Each month, I share a net worth update for the Brewing FIRE household. This brief summary of our financial standing serves as a progress report on our journey to financial independence.
In addition to giving a snapshot of our net worth, I will take a brief look at our spending, saving, and investing activity for the month.
February 2022 Net Worth
This month, we had to say goodbye to our big old pitbull, Percy. Most people who follow the blog have noted the uptick in vet bills over the past few months. A nasal/respiratory issue in October devolved into a series of appointments, procedures, and ultimately some bad news. After stabilizing for a few weeks, Percy’s health declined quickly, and he left this world at the end of the month.
Little is known of Percy’s early days. He was found on the streets of New York in early 2015. Because he was loitering outside a sandwich shop, the shelter that took him in named him Hero. Side note – why do New Yorkers call sandwiches “heroes”? That’s worse than hoagie or submarine. At least a foot-long sandwich looks like a submarine.
Anyway, Hero spent almost two years at the animal shelter before we came across his ad. We had lost our previous dog in early 2016, and after about 8 months of fostering, we were looking to settle down again. We saw Hero’s goofy headshot and thought it was oddly charming. We decided to take a ride to check him out and get to see his personality. The moment he entered the ‘meet and greet’ room, he immediately crawled onto my lap. Needless to say, we knew we would be taking him home.
The timing of our adoption wasn’t random. We had planned to start a family in 2017 (our daughter ended up being born in October), and so it’s risky to introduce a foster dog to that environment. Fortunately, we hit the lottery with Percy, temperament-wise. We’ve never been around a dog that was so tolerant of kids, people, and other dogs. He was truly the most mild-mannered pet we could ask for.
Percy lived a great life of leisure during his 5+ years with the family. He wasn’t especially fond of walks, and much preferred laying out on the deck or rolling around in the grass. He barked at the deer that would run through our yard, but I’m pretty sure he only wanted to play with them.
In late 2019, Percy had an inner-ear event that left him with vertigo and partial deafness. In 2020, he had a repeat occurrence which left him fully deaf. His pace slowed a bit, and his balance was wobbly for the last couple years, but he was otherwise happy. I used to joke that he didn’t really listen to me when he could hear me.

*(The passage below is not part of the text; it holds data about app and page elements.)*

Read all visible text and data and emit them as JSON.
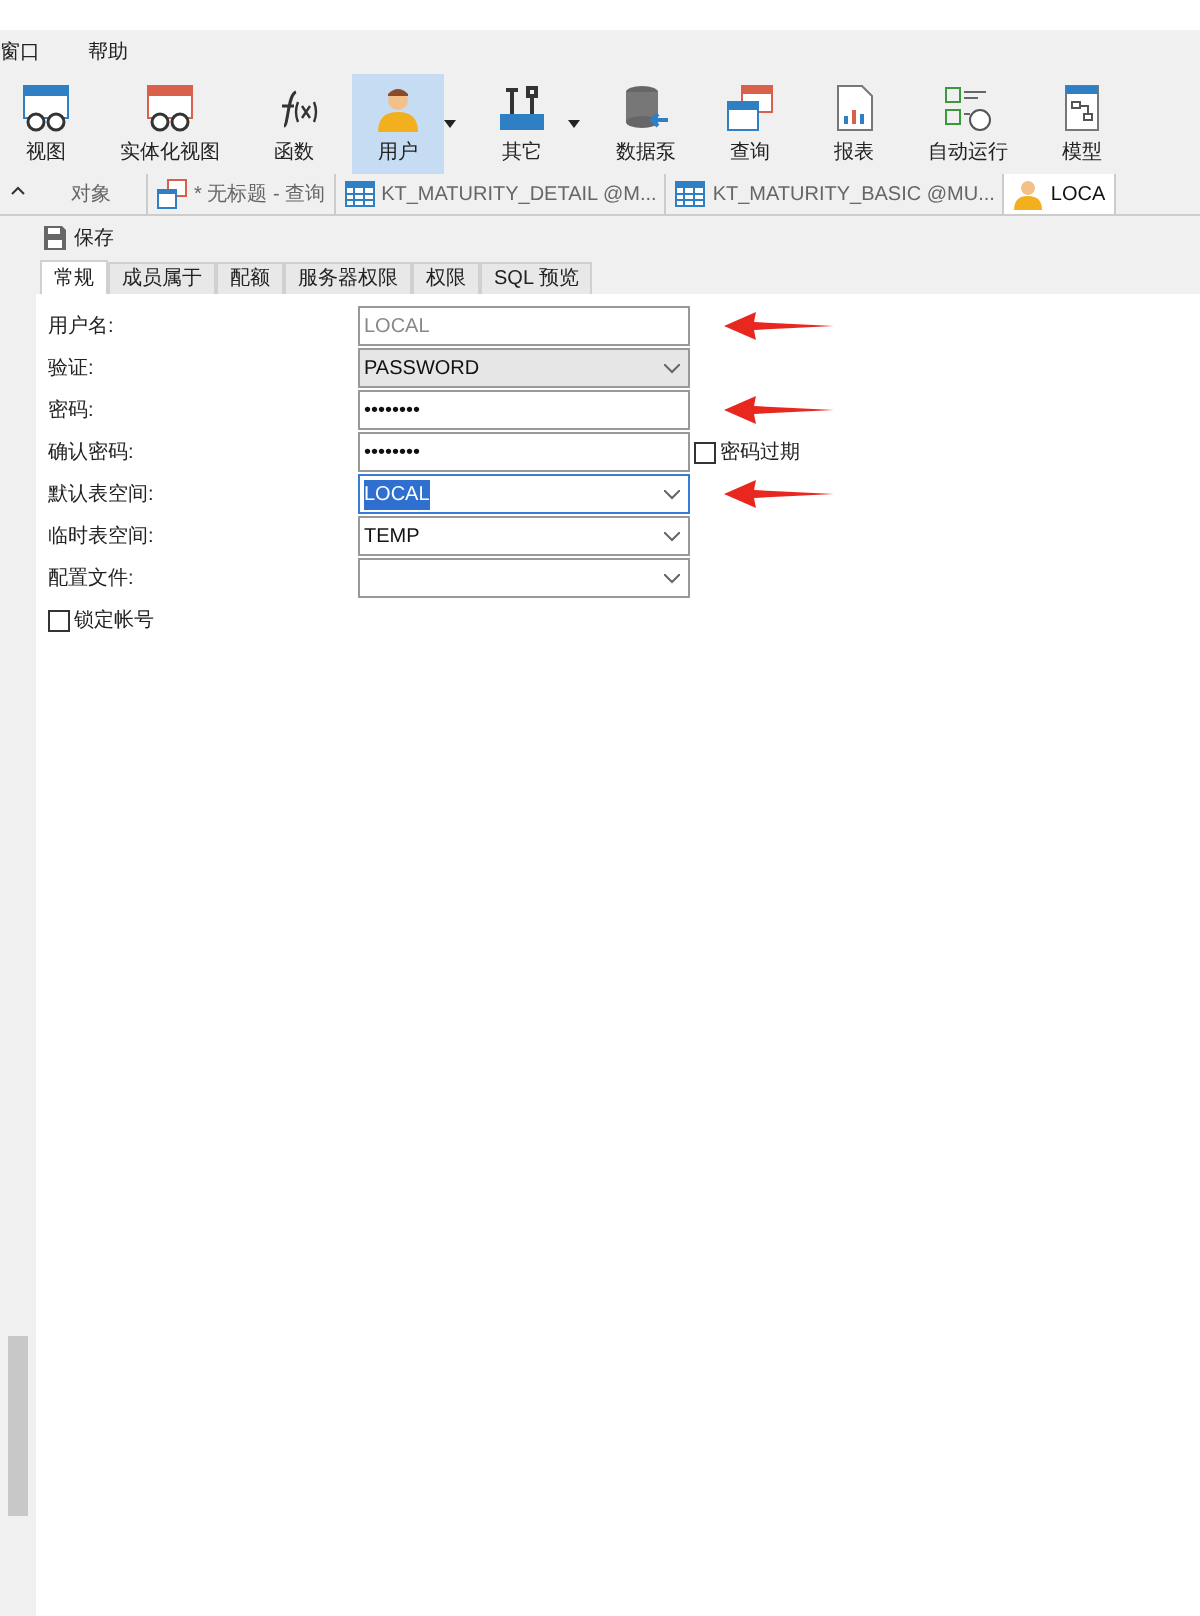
{
  "menu": [
    "窗口",
    "帮助"
  ],
  "toolbar": [
    {
      "label": "视图",
      "kind": "view",
      "selected": false,
      "dropdown": false
    },
    {
      "label": "实体化视图",
      "kind": "mview",
      "selected": false,
      "dropdown": false
    },
    {
      "label": "函数",
      "kind": "func",
      "selected": false,
      "dropdown": false
    },
    {
      "label": "用户",
      "kind": "user",
      "selected": true,
      "dropdown": true
    },
    {
      "label": "其它",
      "kind": "tools",
      "selected": false,
      "dropdown": true
    },
    {
      "label": "数据泵",
      "kind": "db",
      "selected": false,
      "dropdown": false
    },
    {
      "label": "查询",
      "kind": "query",
      "selected": false,
      "dropdown": false
    },
    {
      "label": "报表",
      "kind": "report",
      "selected": false,
      "dropdown": false
    },
    {
      "label": "自动运行",
      "kind": "auto",
      "selected": false,
      "dropdown": false
    },
    {
      "label": "模型",
      "kind": "model",
      "selected": false,
      "dropdown": false
    }
  ],
  "doc_tabs": [
    {
      "label": "对象",
      "kind": "none",
      "selected": false
    },
    {
      "label": "* 无标题 - 查询",
      "kind": "query",
      "selected": false
    },
    {
      "label": "KT_MATURITY_DETAIL @M...",
      "kind": "table",
      "selected": false
    },
    {
      "label": "KT_MATURITY_BASIC @MU...",
      "kind": "table",
      "selected": false
    },
    {
      "label": "LOCA",
      "kind": "user",
      "selected": true
    }
  ],
  "save_button": "保存",
  "form_tabs": [
    {
      "label": "常规",
      "selected": true
    },
    {
      "label": "成员属于",
      "selected": false
    },
    {
      "label": "配额",
      "selected": false
    },
    {
      "label": "服务器权限",
      "selected": false
    },
    {
      "label": "权限",
      "selected": false
    },
    {
      "label": "SQL 预览",
      "selected": false
    }
  ],
  "fields": [
    {
      "label": "用户名:",
      "kind": "text",
      "value": "LOCAL",
      "disabled": true,
      "focused": false,
      "annotated": true
    },
    {
      "label": "验证:",
      "kind": "select",
      "value": "PASSWORD",
      "disabled": true,
      "focused": false,
      "annotated": false
    },
    {
      "label": "密码:",
      "kind": "text",
      "value": "••••••••",
      "disabled": false,
      "focused": false,
      "annotated": true
    },
    {
      "label": "确认密码:",
      "kind": "text",
      "value": "••••••••",
      "disabled": false,
      "focused": false,
      "annotated": false,
      "checkbox": {
        "label": "密码过期",
        "checked": false
      }
    },
    {
      "label": "默认表空间:",
      "kind": "select",
      "value": "LOCAL",
      "disabled": false,
      "focused": true,
      "annotated": true
    },
    {
      "label": "临时表空间:",
      "kind": "select",
      "value": "TEMP",
      "disabled": false,
      "focused": false,
      "annotated": false
    },
    {
      "label": "配置文件:",
      "kind": "select",
      "disabled": false,
      "focused": false,
      "annotated": false
    }
  ],
  "lock_account": {
    "label": "锁定帐号",
    "checked": false
  }
}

We’re still getting used to life without Percy. The kids are a bit confused about death – our two-year-old keeps thinking that he’s still downstairs. It’s weird for me, especially, because I am home 23 hours a day, and so we were basically together 24/7 for the last year and a half. I don’t miss letting him out 25 times a day, or the constant stream of odors that emanated from him, but I certainly will miss his companionship and his after-dinner cleaning skills.
Until we meet again, old man.

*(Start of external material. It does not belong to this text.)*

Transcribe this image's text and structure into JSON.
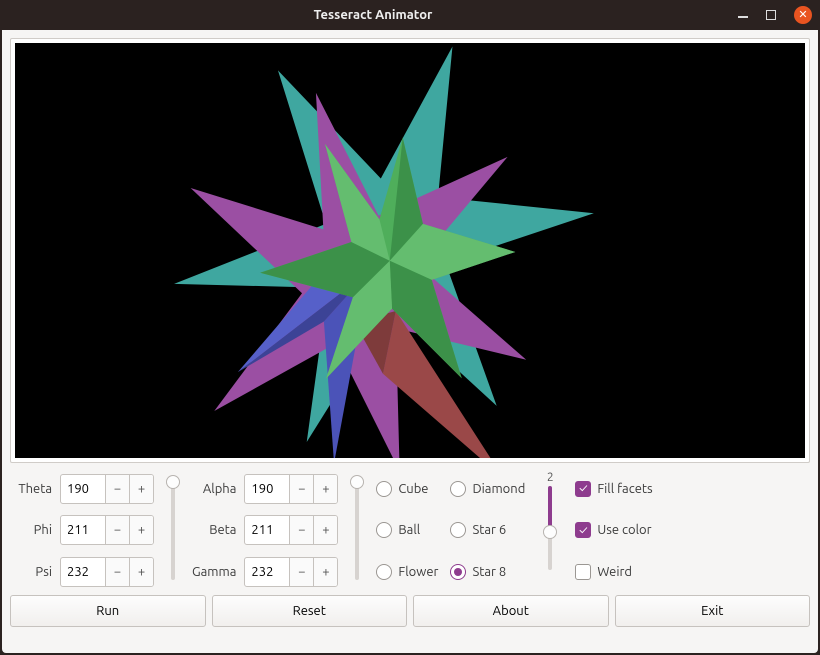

Lots of money moving around in February. We closed on our long-delayed home purchase, hence the $90k drop in our cash reserves, along with the equivalent increase in home equity. The markets were pretty turbulent once again this month, though the decline wasn’t very significant.
Spending and Not Spending

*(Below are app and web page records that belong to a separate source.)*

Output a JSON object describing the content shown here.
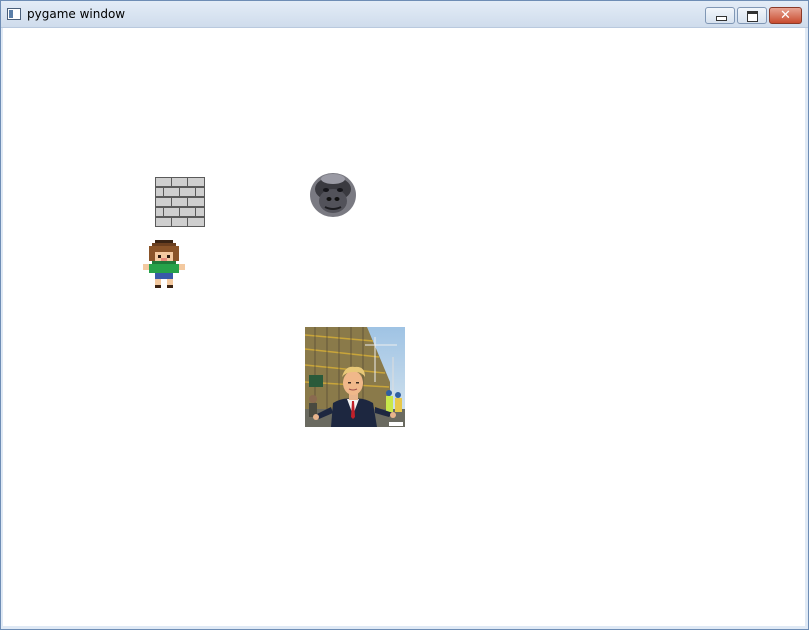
{
  "window": {
    "title": "pygame window",
    "icon": "pygame-app-icon",
    "controls": {
      "minimize": "minimize-icon",
      "maximize": "maximize-icon",
      "close": "close-icon"
    }
  },
  "canvas": {
    "background": "#ffffff",
    "sprites": [
      {
        "name": "brick-wall",
        "icon": "brick-wall-sprite"
      },
      {
        "name": "gorilla",
        "icon": "gorilla-face-sprite"
      },
      {
        "name": "girl",
        "icon": "pixel-girl-sprite"
      },
      {
        "name": "photo",
        "icon": "man-in-suit-photo-sprite"
      }
    ]
  },
  "colors": {
    "titlebar": "#dfe9f5",
    "close_button": "#c84b2f"
  }
}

|Utilities||$453||electric, internet, trash, gas|
|Student Loan||$0||delay until May?|
|Shopping||$562||A canoe and some chairs|
|Total||$7,976||minus the donation|
Not much to comment on this month. The grocery bill came down a bit after last month’s spike; probably just working through our stockpile of expensive meats. We bought some larger items including a canoe for river explorations and some used chairs for our impending move. Percy’s last rites and cremation cost about $400.
Income and Investing
We earned our normal W2 incomes in February, but not much else. My company deposited an extra $500 into my HSA for filling out some forms and telling them I’m healthy. I discontinued the contributions to my company’s ESPP. Investing for a 15% stock discount is something I’ve always argued for, but I want to redirect cash flows during our upcoming move, in case there are additional expenses associated with the new place.
Here’s where I sneak in a surprise announcement, to see if you actually read these whole updates. This post marks my 48th consecutive net worth update. I haven’t missed one such post since March of 2018, when I started the blog. However, I think now is a good time to discontinue the practice and end my monthly updates.
The decision is due to a number of reasons, but mainly due to a lack of time and shifting priorities. I’ve often talked about being strained for time because of professional and personal commitments, and it hasn’t gotten any better in the last year. My post frequency has slowly drifted down, and maybe now is the time to turn off the spigot. I’m not ‘quitting the blog’ yet, but I’m not sure what’s next.
Thanks to everyone who has followed along on the journey the last four years. It’s been fun to look back at earlier posts and get a snapshot of my life during these exciting times. This experiment has been much more successful than I would have imagined when I started, and I’m grateful for that.